11. Bake on the pre-heated baking tray in the hot oven for about 10 minutes until the pastry has started to colour, and then reduce the oven temperature to 180C/350F/Gas 4. If at this stage the lattice seems to be getting too dark brown, cover the tart with tin foil.
12. Bake for a further 25-30 minutes until the pastry is golden-brown and the filling set.Remove the tart from the oven and leave to firm up in the tin. Serve warm or cold.

Saturday, 5 January 2013

Great British Bake Off Challenge

I'm currently back at home for a few months, having left Japan and waiting until I know what university I'm going to go to in the autumn. Like most of the country, I am rather addicted to The Great British Bake Off, and, like the two years before, really enjoyed last years series (although Brendon, smug git that he was, did deserve to win and Ryan was a complete idiot). So, with some spare time on my hands, and having an oven again (hurrah!), I have decided to work my way through as many Great British Bake Off challenges as I can.
Since there are some I don't actually like, I'm not promising to make all of them, but once I get going, my stubborness will probably mean that I do make them all!

To start me off, here's a list of all the technical challenges. Series 1 is definitely a lot simpler, I've made most of them before, but it'll be fun to give them all another go. They get a bit more dodgy as they head through series 2 into 3, but I'll give it all a go, and I promise to post all my results on here, however awful! I'm not going to cook them in order, but will bake the ones I feel like or have time for, whenever!

Series 1
Cakes: Victoria Sandwich
Biscuits: Scones
Bread: Easy White Bread
Puddings: Souffle
Pastry: Cornish Pasty

Series 2
Cakes: Coffe and Walnut Battenburg
Tarts: Tart au citron
Bread: Foccacia
Biscuits: Brandy Snaps
Pies: Pork Pies with Quails Eggs
Desserts: Chocolate Roulade Completed (blog post) 7th April 
Patisserie: Iced Fingers
Final: Sachertorte

Series 3
Cakes: Rum Babas
Bread: 8 Stranded Plaited Loaf
Tarts: Treacle Tart  Completed 5th Jan
Desserts: Creme Caramel
Pies: Hand-raised Chicken and Bacon Pie
Puddings: Queen of Puddings
Sweet Dough: Jam Doughnuts
Biscuits: Chocolate Teacakes
Patisserie: Frasier Cake
Final: Fondant Fancies

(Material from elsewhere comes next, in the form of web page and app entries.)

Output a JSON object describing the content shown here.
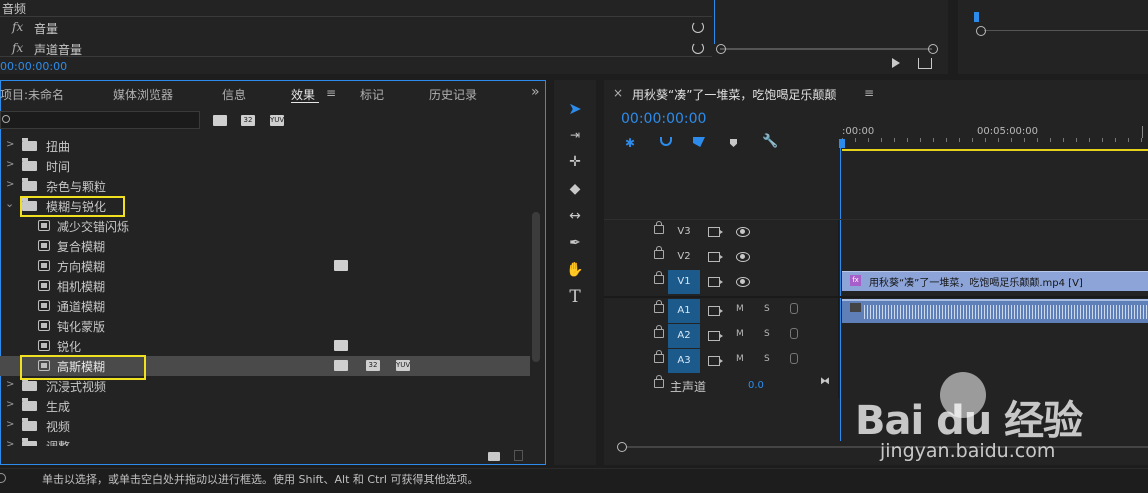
{
  "top_panel": {
    "section_label": "音频",
    "rows": [
      {
        "fx": "fx",
        "label": "音量"
      },
      {
        "fx": "fx",
        "label": "声道音量"
      }
    ],
    "timecode": "00:00:00:00"
  },
  "project_panel": {
    "tabs": [
      "项目:未命名",
      "媒体浏览器",
      "信息",
      "效果",
      "标记",
      "历史记录"
    ],
    "active_tab": "效果",
    "menu_glyph": "≡",
    "overflow_glyph": "»",
    "search_placeholder": "",
    "filter_badges": [
      "32",
      "YUV"
    ],
    "tree": [
      {
        "label": "扭曲",
        "type": "folder",
        "expanded": false
      },
      {
        "label": "时间",
        "type": "folder",
        "expanded": false
      },
      {
        "label": "杂色与颗粒",
        "type": "folder",
        "expanded": false
      },
      {
        "label": "模糊与锐化",
        "type": "folder",
        "expanded": true
      },
      {
        "label": "减少交错闪烁",
        "type": "effect"
      },
      {
        "label": "复合模糊",
        "type": "effect"
      },
      {
        "label": "方向模糊",
        "type": "effect"
      },
      {
        "label": "相机模糊",
        "type": "effect"
      },
      {
        "label": "通道模糊",
        "type": "effect"
      },
      {
        "label": "钝化蒙版",
        "type": "effect"
      },
      {
        "label": "锐化",
        "type": "effect"
      },
      {
        "label": "高斯模糊",
        "type": "effect",
        "selected": true
      },
      {
        "label": "沉浸式视频",
        "type": "folder",
        "expanded": false
      },
      {
        "label": "生成",
        "type": "folder",
        "expanded": false
      },
      {
        "label": "视频",
        "type": "folder",
        "expanded": false
      },
      {
        "label": "调整",
        "type": "folder",
        "expanded": false
      }
    ]
  },
  "timeline": {
    "close_glyph": "×",
    "sequence_title": "用秋葵“凑”了一堆菜，吃饱喝足乐颠颠",
    "menu_glyph": "≡",
    "timecode": "00:00:00:00",
    "ruler_labels": [
      ":00:00",
      "00:05:00:00"
    ],
    "tracks": [
      {
        "name": "V3",
        "kind": "video",
        "active": false
      },
      {
        "name": "V2",
        "kind": "video",
        "active": false
      },
      {
        "name": "V1",
        "kind": "video",
        "active": true
      },
      {
        "name": "A1",
        "kind": "audio",
        "active": true
      },
      {
        "name": "A2",
        "kind": "audio",
        "active": true
      },
      {
        "name": "A3",
        "kind": "audio",
        "active": true
      }
    ],
    "mute_label": "M",
    "solo_label": "S",
    "master_label": "主声道",
    "master_value": "0.0",
    "video_clip_label": "用秋葵“凑”了一堆菜，吃饱喝足乐颠颠.mp4 [V]",
    "clip_fx_badge": "fx"
  },
  "status_bar": {
    "text": "单击以选择，或单击空白处并拖动以进行框选。使用 Shift、Alt 和 Ctrl 可获得其他选项。"
  },
  "watermark": {
    "brand": "Bai du 经验",
    "url": "jingyan.baidu.com"
  },
  "colors": {
    "accent_blue": "#2d8ceb",
    "highlight_yellow": "#f0e020",
    "video_clip": "#8da4d8",
    "audio_clip": "#5f7fb8"
  }
}
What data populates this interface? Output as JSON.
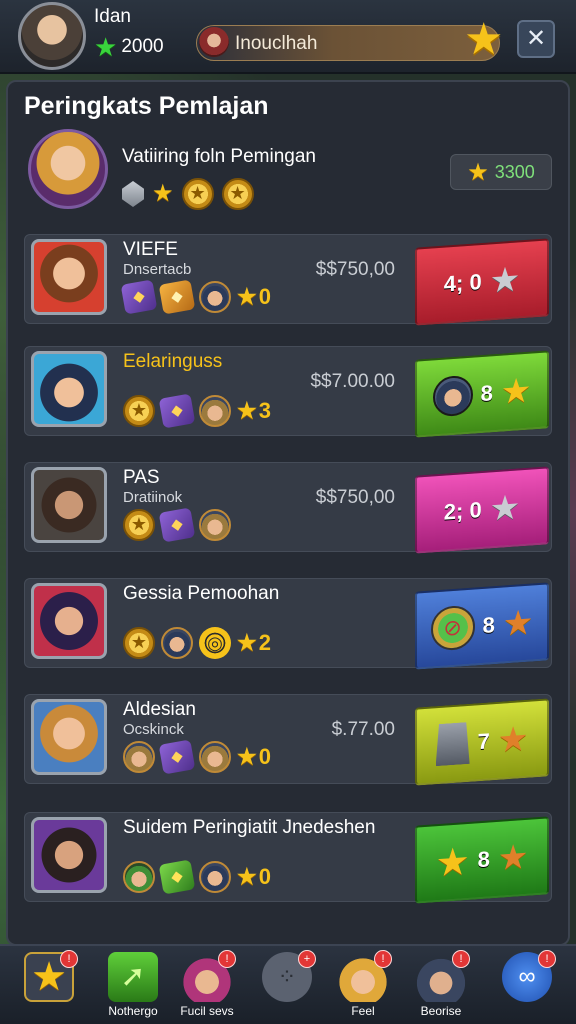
{
  "topbar": {
    "player_name": "Idan",
    "currency": "2000",
    "quest_label": "Inouclhah",
    "close_glyph": "✕"
  },
  "panel": {
    "title": "Peringkats Pemlajan",
    "subtitle": "Vatiiring foln Pemingan",
    "score": "3300"
  },
  "rows": [
    {
      "name": "VIEFE",
      "sub": "Dnsertacb",
      "price": "$$750,00",
      "stars": "0",
      "action": "4; 0",
      "color": "#e5404f"
    },
    {
      "name": "Eelaringuss",
      "sub": "",
      "price": "$$7.00.00",
      "stars": "3",
      "action": "8",
      "color": "#7ed93a"
    },
    {
      "name": "PAS",
      "sub": "Dratiinok",
      "price": "$$750,00",
      "stars": "",
      "action": "2; 0",
      "color": "#f052b9"
    },
    {
      "name": "Gessia Pemoohan",
      "sub": "",
      "price": "",
      "stars": "2",
      "action": "8",
      "color": "#4f7fd9"
    },
    {
      "name": "Aldesian",
      "sub": "Ocskinck",
      "price": "$.77.00",
      "stars": "0",
      "action": "7",
      "color": "#d2e03a"
    },
    {
      "name": "Suidem Peringiatit  Jnedeshen",
      "sub": "",
      "price": "",
      "stars": "0",
      "action": "8",
      "color": "#4cc43a"
    }
  ],
  "bottom_nav": [
    {
      "label": "",
      "badge": "!",
      "icon": "gold-star-icon"
    },
    {
      "label": "Nothergo",
      "badge": "",
      "icon": "green-arrow-icon"
    },
    {
      "label": "Fucil sevs",
      "badge": "!",
      "icon": "character-icon"
    },
    {
      "label": "",
      "badge": "+",
      "icon": "dots-icon"
    },
    {
      "label": "Feel",
      "badge": "!",
      "icon": "hero-icon"
    },
    {
      "label": "Beorise",
      "badge": "!",
      "icon": "helmet-icon"
    },
    {
      "label": "",
      "badge": "!",
      "icon": "bone-icon"
    }
  ]
}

So, that's my list! I started today, with the treacle tart. More about that tomorrow!